July 14, 1994
Many thanks for your article "The Fruits of Home" (June 23). I've been dying for a taste of salak ever since I last visited Indonesia. But how, oh how, could you do an entire article on tropical fruits and not mention mangosteen, the most wonderful tropical fruit of all? And it's available in Mexico. I am mystified. --DIANA K. BRITT Pasadena
August 26, 2011 |
The word "heirloom" is commonly applied to the produce sold at farmers markets, but the concepts behind it frequently are misunderstood or stretched, both by growers and the public. Originally the word was a legal term referring to goods that descended to an heir along with real property; by extension, it came to refer to something of special value handed down from one generation to another. In a horticultural context, the Oxford English Dictionary defines "heirloom" as "a variety of plant or breed of animal which is distinct from the more common varieties associated with commercial agriculture, and has been cultivated or reared using the same traditional methods for a long time, typically on a small scale and often within a particular region or family.
CALIFORNIA | LOCAL
June 3, 2013 |
Half of physician Mimi Choi's pediatric patients are overweight or obese. She instructs them to eat more fruits and vegetables. Now she can go one step further - refer them to a discounted produce stand steps away from the South Los Angeles health center where she works. Choi said she can talk about better nutrition until she is "blue in the face," but her patients will eat more fresh food only if it's available and affordable. "One of the biggest issues is access," she said.
December 5, 2003
"World Sneezes; U.S. Diners Get Sick" (Opinion, Nov. 30) grossly exaggerated the public health concern associated with consuming fresh fruits and vegetables based on an isolated, rare outbreak linked to only one small produce commodity. We understand the need to educate consumers about the current hepatitis outbreak, but Madeline Drexler's comments about the safety of fresh produce and of possible sources of contamination were irresponsible. Her piece actually poses greater danger to most people's health by deterring them from consuming at least five servings of fresh fruits and vegetables a day, the No. 1 public health message of federal health authorities today.
January 25, 2013 |
Midwinter is peak time for citrus to be eaten fresh, and this year quality has been superb, probably because of the extended heat earlier in the growing season. Here are tips about which varieties to look for now and from which growing areas, including recommended growers, tips for choosing and using, and potential pitfalls. For each type there's also a peek at what the future has to offer. Algerian and some other clementines (from Southern California): At its best, sweet, juicy, rich-flavored, easy to peel and seedless.
CALIFORNIA | LOCAL
September 11, 1989 |

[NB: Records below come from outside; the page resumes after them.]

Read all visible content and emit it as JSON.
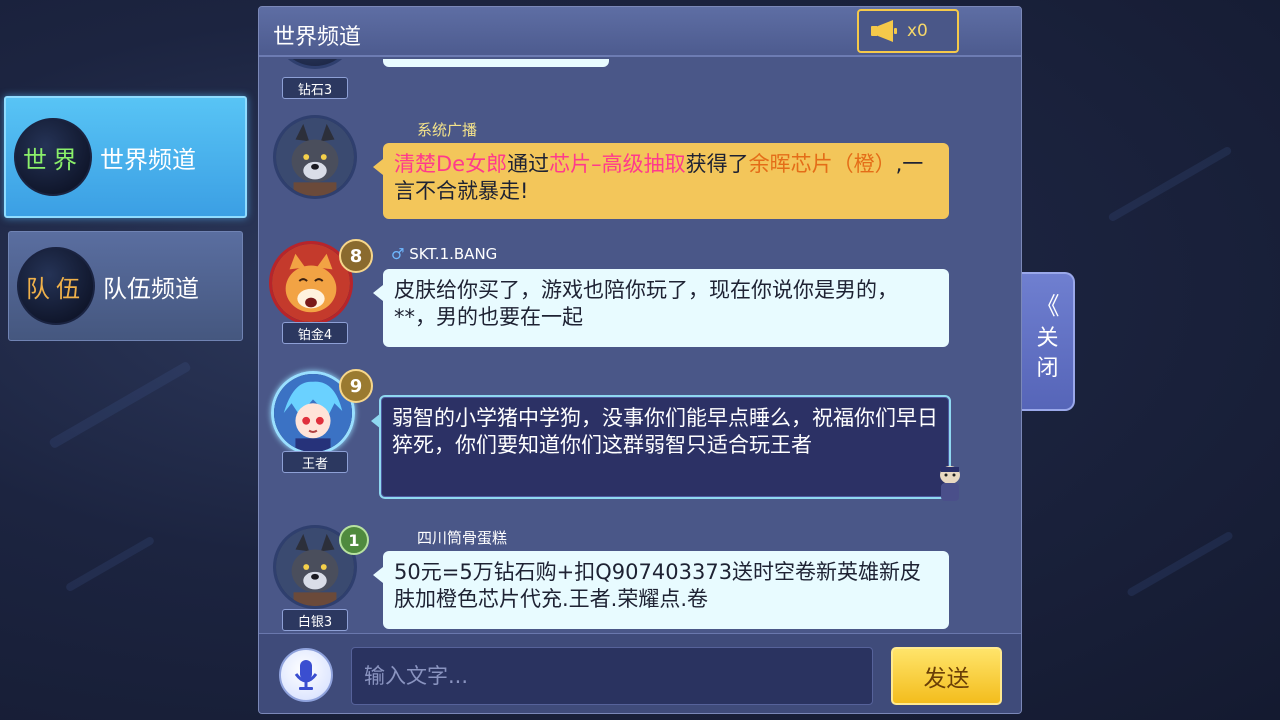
{
  "sidebar": {
    "tabs": [
      {
        "badge": "世界",
        "label": "世界频道"
      },
      {
        "badge": "队伍",
        "label": "队伍频道"
      }
    ]
  },
  "panel": {
    "title": "世界频道",
    "horn_count": "x0"
  },
  "messages": [
    {
      "rank": "钻石3"
    },
    {
      "sender": "系统广播",
      "type": "system",
      "parts": {
        "player": "清楚De女郎",
        "t1": "通过",
        "source": "芯片–高级抽取",
        "t2": "获得了",
        "item": "余晖芯片（橙）",
        "t3": ",一言不合就暴走!"
      }
    },
    {
      "sender": "SKT.1.BANG",
      "gender_icon": "male-icon",
      "level": "8",
      "rank": "铂金4",
      "text": "皮肤给你买了，游戏也陪你玩了，现在你说你是男的，**，男的也要在一起"
    },
    {
      "level": "9",
      "rank": "王者",
      "text": "弱智的小学猪中学狗，没事你们能早点睡么，祝福你们早日猝死，你们要知道你们这群弱智只适合玩王者"
    },
    {
      "sender": "四川筒骨蛋糕",
      "level": "1",
      "rank": "白银3",
      "text": "50元=5万钻石购+扣Q907403373送时空卷新英雄新皮肤加橙色芯片代充.王者.荣耀点.卷"
    }
  ],
  "footer": {
    "input_placeholder": "输入文字...",
    "send_label": "发送"
  },
  "close_tab": {
    "chevron": "《",
    "label": "关闭"
  },
  "colors": {
    "system_bubble": "#f3c65a",
    "normal_bubble": "#e8fbff",
    "vip_bubble": "#2c3165",
    "highlight_pink": "#ff3a8c",
    "highlight_orange": "#e46d18",
    "send_button": "#f3bd1d"
  }
}
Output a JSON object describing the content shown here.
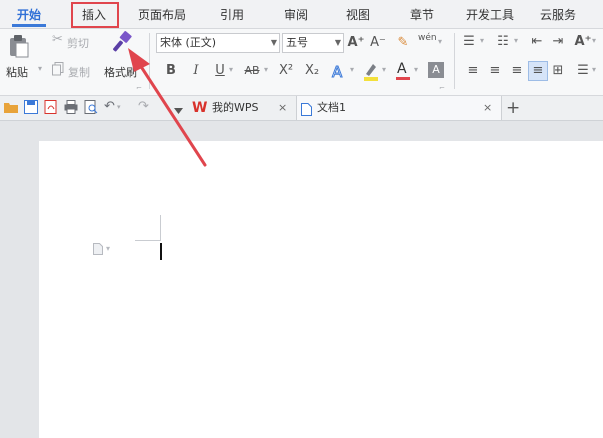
{
  "ribbon_tabs": [
    "开始",
    "插入",
    "页面布局",
    "引用",
    "审阅",
    "视图",
    "章节",
    "开发工具",
    "云服务"
  ],
  "clipboard": {
    "paste": "粘贴",
    "cut": "剪切",
    "copy": "复制",
    "format_painter": "格式刷"
  },
  "font": {
    "name": "宋体 (正文)",
    "size": "五号"
  },
  "format_buttons": {
    "bold": "B",
    "italic": "I",
    "underline": "U",
    "strikethrough": "AB",
    "superscript": "X²",
    "subscript": "X₂",
    "font_color": "A",
    "grow_font": "A⁺",
    "shrink_font": "A⁻",
    "wen": "wén"
  },
  "doc_tabs": [
    {
      "label": "我的WPS"
    },
    {
      "label": "文档1"
    }
  ],
  "colors": {
    "accent": "#3b79d8",
    "annotation": "#e0454d",
    "wps_red": "#d8322c"
  }
}
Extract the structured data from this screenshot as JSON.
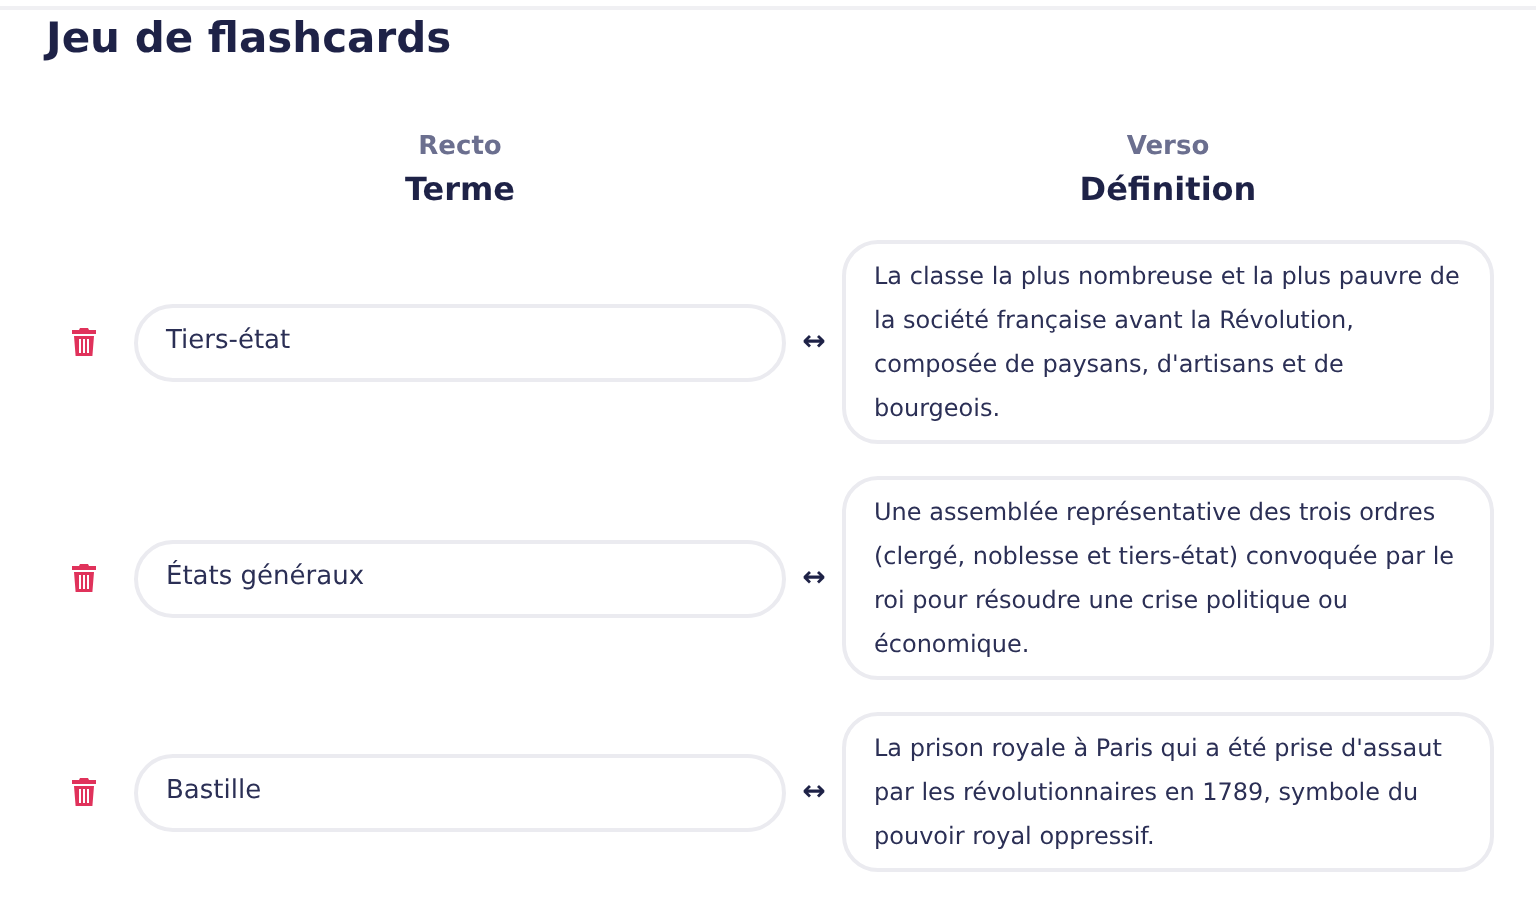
{
  "title": "Jeu de flashcards",
  "columns": [
    {
      "side": "Recto",
      "heading": "Terme"
    },
    {
      "side": "Verso",
      "heading": "Définition"
    }
  ],
  "cards": [
    {
      "term": "Tiers-état",
      "link": "↔",
      "definition": "La classe la plus nombreuse et la plus pauvre de la société française avant la Révolution, composée de paysans, d'artisans et de bourgeois."
    },
    {
      "term": "États généraux",
      "link": "↔",
      "definition": "Une assemblée représentative des trois ordres (clergé, noblesse et tiers-état) convoquée par le roi pour résoudre une crise politique ou économique."
    },
    {
      "term": "Bastille",
      "link": "↔",
      "definition": "La prison royale à Paris qui a été prise d'assaut par les révolutionnaires en 1789, symbole du pouvoir royal oppressif."
    }
  ]
}
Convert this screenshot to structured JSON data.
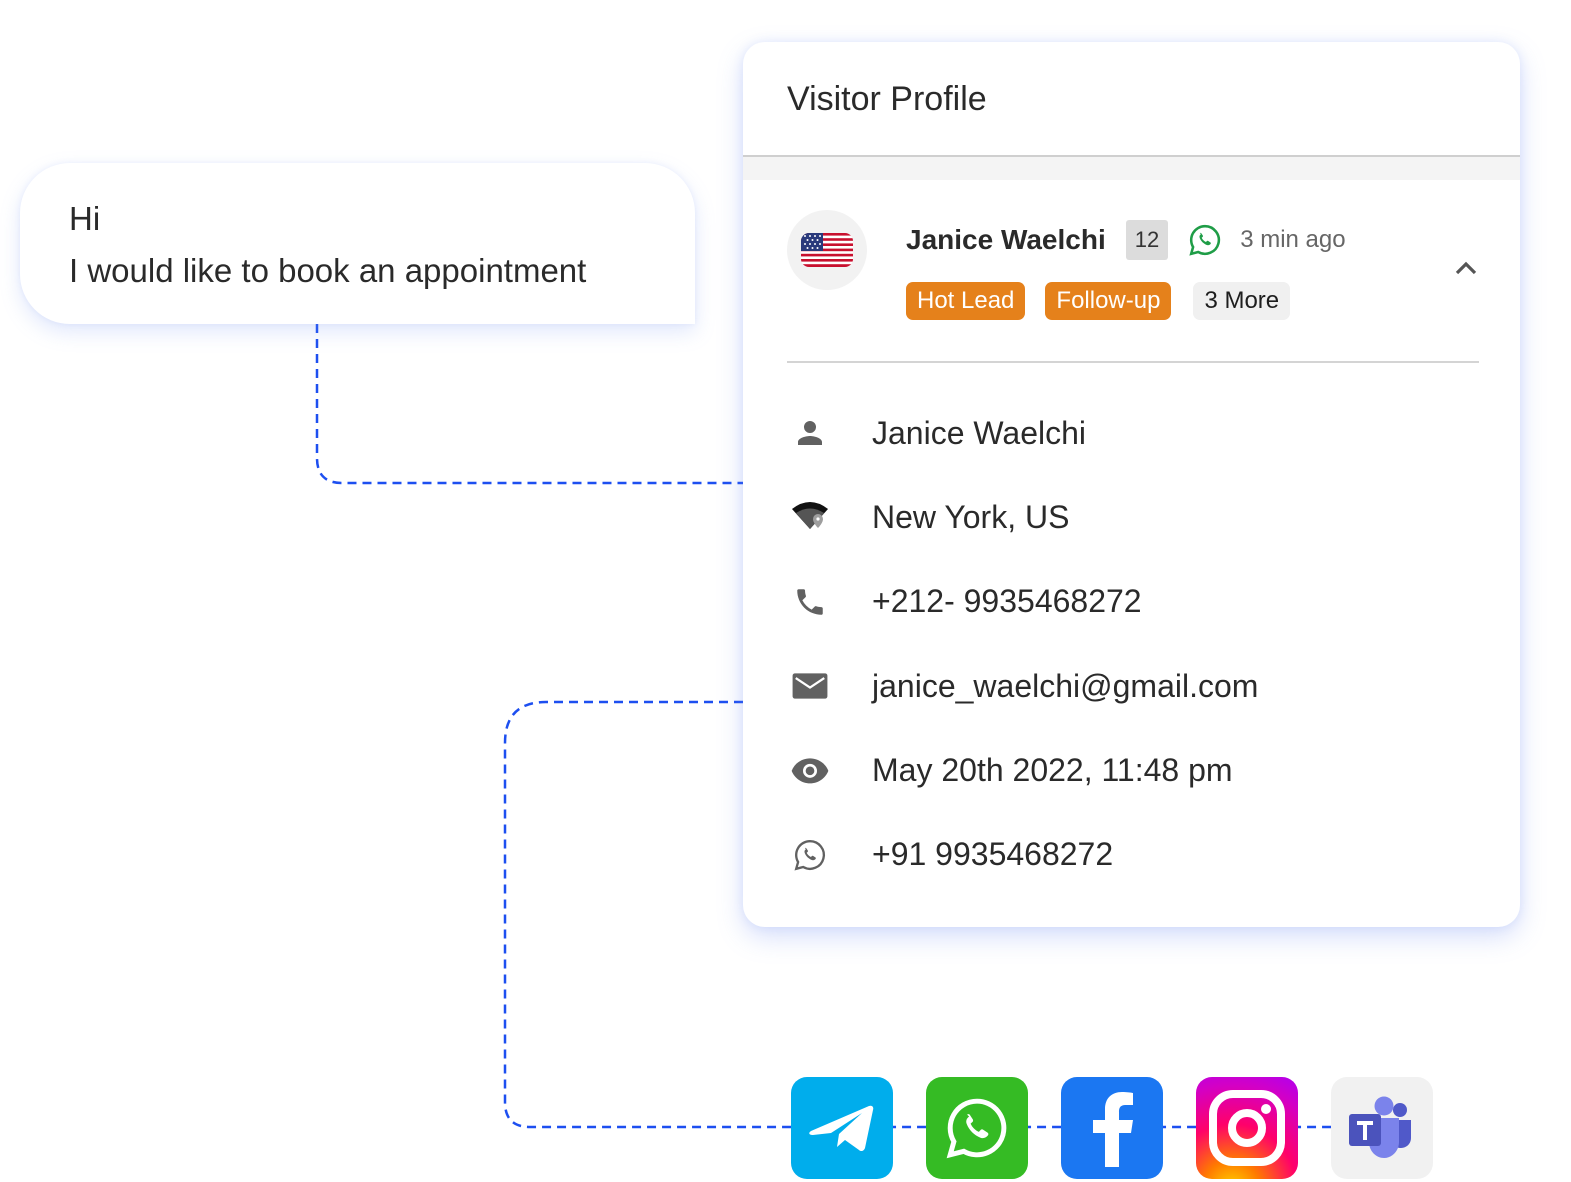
{
  "chat": {
    "lines": [
      "Hi",
      "I would like to book an appointment"
    ]
  },
  "visitor_profile": {
    "title": "Visitor Profile",
    "summary": {
      "flag_icon": "us-flag-icon",
      "name": "Janice Waelchi",
      "count": "12",
      "channel_icon": "whatsapp-icon",
      "time_ago": "3 min ago",
      "tags": [
        "Hot Lead",
        "Follow-up"
      ],
      "more_tags": "3 More",
      "collapse_icon": "chevron-up-icon"
    },
    "details": [
      {
        "icon": "person-icon",
        "value": "Janice Waelchi"
      },
      {
        "icon": "location-icon",
        "value": "New York, US"
      },
      {
        "icon": "phone-icon",
        "value": "+212- 9935468272"
      },
      {
        "icon": "email-icon",
        "value": "janice_waelchi@gmail.com"
      },
      {
        "icon": "eye-icon",
        "value": "May 20th 2022, 11:48 pm"
      },
      {
        "icon": "whatsapp-icon",
        "value": "+91 9935468272"
      }
    ]
  },
  "channels": [
    {
      "name": "Telegram",
      "icon": "telegram-icon",
      "color": "#00adec"
    },
    {
      "name": "WhatsApp",
      "icon": "whatsapp-icon",
      "color": "#35bb24"
    },
    {
      "name": "Facebook",
      "icon": "facebook-icon",
      "color": "#1b77f2"
    },
    {
      "name": "Instagram",
      "icon": "instagram-icon",
      "color": "#ff0169"
    },
    {
      "name": "Microsoft Teams",
      "icon": "teams-icon",
      "color": "#5b5fc7"
    }
  ],
  "colors": {
    "connector": "#1d4ff0",
    "tag_orange": "#e5811b",
    "card_shadow": "#6e8cf0"
  }
}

California researchers have isolated a gene that plays a key role in the ripening process of fruits and vegetables. The discovery could lead to new ways to reduce spoilage of the crops, and thus to get fresher produce to customers. In the United States, almost 50% of fruits and vegetables are eventually lost as a result of spoilage caused by premature ripening, according to the U. S. Department of Agriculture.
January 22, 2001
Some thoughts came to mind when reading the article about the supposed news that dark vegetables and fruits do not contain as much vitamin A as previously believed ("Eating Enough Dark Veggies?," Jan. 15). How many decades have we been tampering with and depleting the soil content as well as the plants themselves with fertilizers, pesticides and so on? Now we are treating seeds with growth hormones, picking the vegetables or fruits when they are so far from ripe that they rarely even resemble what they are supposed to look like in their mature color.
April 30, 2010 |
"Cherries!?" Almost everyone who passed the Murray Family Farms stand at the Santa Monica farmers market on Wednesday blurted out this word in varied tones of delight, surprise, and skepticism. Delight at the sight of the first stone fruit of the season; surprise, because cherries usually have not shown up at the market until a bit later, in early May; and skepticism that such early fruit could taste good. And it's true, all too often the first cherries of the season have been a disappointing tease — tart, soft, or tasteless.